On the facts and procedures of this case, the issue of validity of the reexamined claims remains to be addressed in any future proceeding. In the initial proceeding the original claims were adjudicated only on the ground of subject matter eligibility under section 101. As in Aspex, the effect of a prior judgment rendered on specific issues as applied to the original claims, depends on the facts and issues of the reexamination, and invokes equity as well as law.

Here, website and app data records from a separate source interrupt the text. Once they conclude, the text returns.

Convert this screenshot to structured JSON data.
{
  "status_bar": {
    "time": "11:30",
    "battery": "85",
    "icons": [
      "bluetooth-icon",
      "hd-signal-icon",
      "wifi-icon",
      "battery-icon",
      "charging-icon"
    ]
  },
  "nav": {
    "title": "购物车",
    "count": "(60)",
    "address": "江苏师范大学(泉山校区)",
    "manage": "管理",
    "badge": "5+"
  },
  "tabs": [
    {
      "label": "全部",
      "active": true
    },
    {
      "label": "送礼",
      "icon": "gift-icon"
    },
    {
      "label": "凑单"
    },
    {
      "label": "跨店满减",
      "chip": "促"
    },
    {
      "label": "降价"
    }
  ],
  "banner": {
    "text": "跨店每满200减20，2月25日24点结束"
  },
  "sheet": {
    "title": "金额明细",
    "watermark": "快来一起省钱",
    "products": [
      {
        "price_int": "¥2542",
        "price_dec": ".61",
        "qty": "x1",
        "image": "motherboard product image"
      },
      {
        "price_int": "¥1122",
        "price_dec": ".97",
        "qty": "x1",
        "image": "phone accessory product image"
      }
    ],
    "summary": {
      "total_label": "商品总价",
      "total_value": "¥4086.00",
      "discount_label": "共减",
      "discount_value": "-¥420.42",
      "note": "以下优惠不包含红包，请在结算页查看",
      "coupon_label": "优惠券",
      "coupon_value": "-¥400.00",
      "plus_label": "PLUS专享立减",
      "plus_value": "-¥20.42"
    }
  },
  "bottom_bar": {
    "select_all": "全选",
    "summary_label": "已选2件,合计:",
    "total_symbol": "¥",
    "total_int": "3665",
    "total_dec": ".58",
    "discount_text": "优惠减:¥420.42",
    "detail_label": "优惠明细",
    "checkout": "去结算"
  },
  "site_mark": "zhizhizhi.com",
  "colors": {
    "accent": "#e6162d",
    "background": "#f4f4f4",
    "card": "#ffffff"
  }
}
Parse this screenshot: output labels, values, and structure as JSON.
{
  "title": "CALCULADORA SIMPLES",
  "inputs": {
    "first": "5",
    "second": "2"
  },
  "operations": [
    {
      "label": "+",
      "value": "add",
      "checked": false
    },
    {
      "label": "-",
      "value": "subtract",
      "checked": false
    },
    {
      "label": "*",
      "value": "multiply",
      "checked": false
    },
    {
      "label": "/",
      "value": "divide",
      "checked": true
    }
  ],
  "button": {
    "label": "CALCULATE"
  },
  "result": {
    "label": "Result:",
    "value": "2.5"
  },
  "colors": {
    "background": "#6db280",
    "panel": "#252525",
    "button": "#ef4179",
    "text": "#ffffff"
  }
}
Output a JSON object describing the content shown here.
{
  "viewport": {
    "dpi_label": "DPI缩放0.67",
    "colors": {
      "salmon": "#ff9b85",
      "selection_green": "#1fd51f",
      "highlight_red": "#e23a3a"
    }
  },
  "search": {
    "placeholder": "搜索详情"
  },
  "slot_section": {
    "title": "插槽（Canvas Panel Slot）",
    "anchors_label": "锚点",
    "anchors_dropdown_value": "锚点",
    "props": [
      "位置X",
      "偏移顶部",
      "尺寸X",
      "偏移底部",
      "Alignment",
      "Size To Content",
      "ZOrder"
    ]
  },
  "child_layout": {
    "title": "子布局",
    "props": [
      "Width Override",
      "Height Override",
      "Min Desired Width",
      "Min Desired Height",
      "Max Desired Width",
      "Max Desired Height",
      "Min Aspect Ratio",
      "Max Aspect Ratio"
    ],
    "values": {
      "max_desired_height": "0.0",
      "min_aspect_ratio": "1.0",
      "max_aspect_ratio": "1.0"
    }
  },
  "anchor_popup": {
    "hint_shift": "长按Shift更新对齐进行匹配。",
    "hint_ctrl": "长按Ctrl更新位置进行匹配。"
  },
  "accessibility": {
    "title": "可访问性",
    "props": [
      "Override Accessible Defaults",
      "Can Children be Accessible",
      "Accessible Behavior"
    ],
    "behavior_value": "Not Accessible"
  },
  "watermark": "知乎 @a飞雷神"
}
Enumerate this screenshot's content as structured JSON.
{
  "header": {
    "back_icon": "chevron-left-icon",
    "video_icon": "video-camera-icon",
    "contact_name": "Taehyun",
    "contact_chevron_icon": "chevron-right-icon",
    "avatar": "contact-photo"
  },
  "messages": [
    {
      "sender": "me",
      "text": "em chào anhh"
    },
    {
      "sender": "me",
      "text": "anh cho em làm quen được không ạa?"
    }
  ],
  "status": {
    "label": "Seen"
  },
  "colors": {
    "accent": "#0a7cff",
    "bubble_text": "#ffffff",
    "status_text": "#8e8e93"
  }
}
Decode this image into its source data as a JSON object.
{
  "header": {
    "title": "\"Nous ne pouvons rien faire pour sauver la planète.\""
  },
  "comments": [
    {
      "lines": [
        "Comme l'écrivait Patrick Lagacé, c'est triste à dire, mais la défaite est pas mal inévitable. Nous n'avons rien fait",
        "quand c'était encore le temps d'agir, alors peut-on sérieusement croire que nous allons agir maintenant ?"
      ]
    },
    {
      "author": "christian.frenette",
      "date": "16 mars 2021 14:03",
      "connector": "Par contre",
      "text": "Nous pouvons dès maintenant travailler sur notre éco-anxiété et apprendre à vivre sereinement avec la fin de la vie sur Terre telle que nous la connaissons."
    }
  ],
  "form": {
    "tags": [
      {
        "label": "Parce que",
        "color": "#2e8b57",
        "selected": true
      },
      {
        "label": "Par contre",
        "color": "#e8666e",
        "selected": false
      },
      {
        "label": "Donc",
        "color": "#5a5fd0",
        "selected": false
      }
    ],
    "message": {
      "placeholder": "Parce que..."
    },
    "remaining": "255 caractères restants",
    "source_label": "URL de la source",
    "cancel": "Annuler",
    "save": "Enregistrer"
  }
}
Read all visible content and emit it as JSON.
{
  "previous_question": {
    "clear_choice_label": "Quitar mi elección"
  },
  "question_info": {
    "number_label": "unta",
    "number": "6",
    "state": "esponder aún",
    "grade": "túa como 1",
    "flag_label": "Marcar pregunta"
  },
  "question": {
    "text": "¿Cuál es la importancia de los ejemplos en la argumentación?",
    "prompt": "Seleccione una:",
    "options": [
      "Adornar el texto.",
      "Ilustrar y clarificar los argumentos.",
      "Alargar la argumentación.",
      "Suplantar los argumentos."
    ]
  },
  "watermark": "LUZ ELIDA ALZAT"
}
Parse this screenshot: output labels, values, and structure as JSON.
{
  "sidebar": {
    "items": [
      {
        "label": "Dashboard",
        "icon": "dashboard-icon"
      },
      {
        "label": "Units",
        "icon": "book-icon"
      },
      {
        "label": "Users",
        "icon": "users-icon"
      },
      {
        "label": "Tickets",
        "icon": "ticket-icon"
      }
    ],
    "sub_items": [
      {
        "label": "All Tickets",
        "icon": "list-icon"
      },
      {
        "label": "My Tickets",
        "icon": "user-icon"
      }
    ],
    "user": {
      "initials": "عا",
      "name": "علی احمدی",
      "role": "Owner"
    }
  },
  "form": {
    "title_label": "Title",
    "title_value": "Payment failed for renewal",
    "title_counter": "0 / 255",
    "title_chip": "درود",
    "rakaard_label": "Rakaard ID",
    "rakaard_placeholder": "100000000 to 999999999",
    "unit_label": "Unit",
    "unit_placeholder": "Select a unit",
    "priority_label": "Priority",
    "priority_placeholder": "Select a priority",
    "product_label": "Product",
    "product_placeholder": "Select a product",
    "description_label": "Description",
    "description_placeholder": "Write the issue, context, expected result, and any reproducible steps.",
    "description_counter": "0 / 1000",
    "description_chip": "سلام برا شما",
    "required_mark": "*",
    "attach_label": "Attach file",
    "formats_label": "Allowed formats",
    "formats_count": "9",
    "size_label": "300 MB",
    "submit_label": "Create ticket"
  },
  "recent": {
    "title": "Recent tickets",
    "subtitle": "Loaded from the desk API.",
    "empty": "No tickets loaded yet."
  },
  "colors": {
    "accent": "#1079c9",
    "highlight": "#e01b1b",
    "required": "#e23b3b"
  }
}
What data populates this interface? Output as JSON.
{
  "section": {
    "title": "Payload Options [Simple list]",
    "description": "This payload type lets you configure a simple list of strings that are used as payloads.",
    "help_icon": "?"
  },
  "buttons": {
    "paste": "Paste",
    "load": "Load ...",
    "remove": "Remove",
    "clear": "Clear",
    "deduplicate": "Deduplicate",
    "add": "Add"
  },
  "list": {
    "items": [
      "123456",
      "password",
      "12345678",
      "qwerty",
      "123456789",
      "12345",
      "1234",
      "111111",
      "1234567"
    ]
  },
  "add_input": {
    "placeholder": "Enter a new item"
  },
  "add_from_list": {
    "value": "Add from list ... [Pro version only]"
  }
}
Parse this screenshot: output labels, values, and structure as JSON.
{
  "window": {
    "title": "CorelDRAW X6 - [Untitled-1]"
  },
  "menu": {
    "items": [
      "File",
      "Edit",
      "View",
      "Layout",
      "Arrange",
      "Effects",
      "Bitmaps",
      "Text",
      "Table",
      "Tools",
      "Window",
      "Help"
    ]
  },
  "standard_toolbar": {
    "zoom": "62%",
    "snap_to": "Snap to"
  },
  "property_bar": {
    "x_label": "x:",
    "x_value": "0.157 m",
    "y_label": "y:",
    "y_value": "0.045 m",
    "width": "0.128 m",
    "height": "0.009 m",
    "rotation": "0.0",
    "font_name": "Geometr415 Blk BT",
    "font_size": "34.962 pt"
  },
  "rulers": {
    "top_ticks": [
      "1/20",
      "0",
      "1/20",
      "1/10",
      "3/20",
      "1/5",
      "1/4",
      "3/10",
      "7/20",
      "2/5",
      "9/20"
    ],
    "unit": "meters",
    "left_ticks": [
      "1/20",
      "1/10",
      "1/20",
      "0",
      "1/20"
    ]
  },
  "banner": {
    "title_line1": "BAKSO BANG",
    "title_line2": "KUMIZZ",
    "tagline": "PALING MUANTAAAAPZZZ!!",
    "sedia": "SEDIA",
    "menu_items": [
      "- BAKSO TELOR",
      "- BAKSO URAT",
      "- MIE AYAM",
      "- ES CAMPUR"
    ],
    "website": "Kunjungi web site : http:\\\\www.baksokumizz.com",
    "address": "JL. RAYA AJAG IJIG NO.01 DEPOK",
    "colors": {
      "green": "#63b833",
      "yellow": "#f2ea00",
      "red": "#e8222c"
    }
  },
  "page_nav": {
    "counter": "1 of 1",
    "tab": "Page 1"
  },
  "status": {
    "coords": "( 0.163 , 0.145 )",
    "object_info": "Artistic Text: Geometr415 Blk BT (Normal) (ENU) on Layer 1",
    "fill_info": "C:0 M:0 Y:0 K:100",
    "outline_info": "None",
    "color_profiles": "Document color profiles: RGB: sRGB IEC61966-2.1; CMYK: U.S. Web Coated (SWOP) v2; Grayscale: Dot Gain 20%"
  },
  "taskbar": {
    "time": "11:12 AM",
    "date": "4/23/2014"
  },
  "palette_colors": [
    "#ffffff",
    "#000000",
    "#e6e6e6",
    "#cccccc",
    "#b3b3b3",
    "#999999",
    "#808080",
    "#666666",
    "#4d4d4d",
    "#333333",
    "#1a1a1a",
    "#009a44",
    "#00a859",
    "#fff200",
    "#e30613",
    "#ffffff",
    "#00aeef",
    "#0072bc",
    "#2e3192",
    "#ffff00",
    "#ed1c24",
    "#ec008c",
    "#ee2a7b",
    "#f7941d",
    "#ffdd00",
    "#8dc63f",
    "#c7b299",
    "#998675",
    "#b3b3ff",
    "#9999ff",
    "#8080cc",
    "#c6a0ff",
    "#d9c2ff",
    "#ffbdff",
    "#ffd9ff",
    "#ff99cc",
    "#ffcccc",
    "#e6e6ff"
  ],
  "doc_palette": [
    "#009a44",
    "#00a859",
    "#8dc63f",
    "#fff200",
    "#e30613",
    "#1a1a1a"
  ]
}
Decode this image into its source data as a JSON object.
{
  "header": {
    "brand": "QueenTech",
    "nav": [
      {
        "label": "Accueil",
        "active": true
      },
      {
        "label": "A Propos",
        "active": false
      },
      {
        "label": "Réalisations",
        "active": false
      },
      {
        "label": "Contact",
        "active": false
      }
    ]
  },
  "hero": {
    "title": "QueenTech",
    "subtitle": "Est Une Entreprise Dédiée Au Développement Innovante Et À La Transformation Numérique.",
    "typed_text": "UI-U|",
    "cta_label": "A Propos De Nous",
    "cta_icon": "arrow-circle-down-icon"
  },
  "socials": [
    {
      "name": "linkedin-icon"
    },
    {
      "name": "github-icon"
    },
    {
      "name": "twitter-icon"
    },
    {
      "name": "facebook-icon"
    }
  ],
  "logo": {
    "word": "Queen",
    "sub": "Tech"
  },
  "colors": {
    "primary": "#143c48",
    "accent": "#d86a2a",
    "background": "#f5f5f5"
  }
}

I pulled-up the reexamined claims and found that they were extensively amended to require that the method be computer-implemented using a processor, computer program, data requests, validation process by the processor, etc. I would be truly surprised, if these amendments are sufficient to overcome the Alice Corp. test for eligibility (as implemented).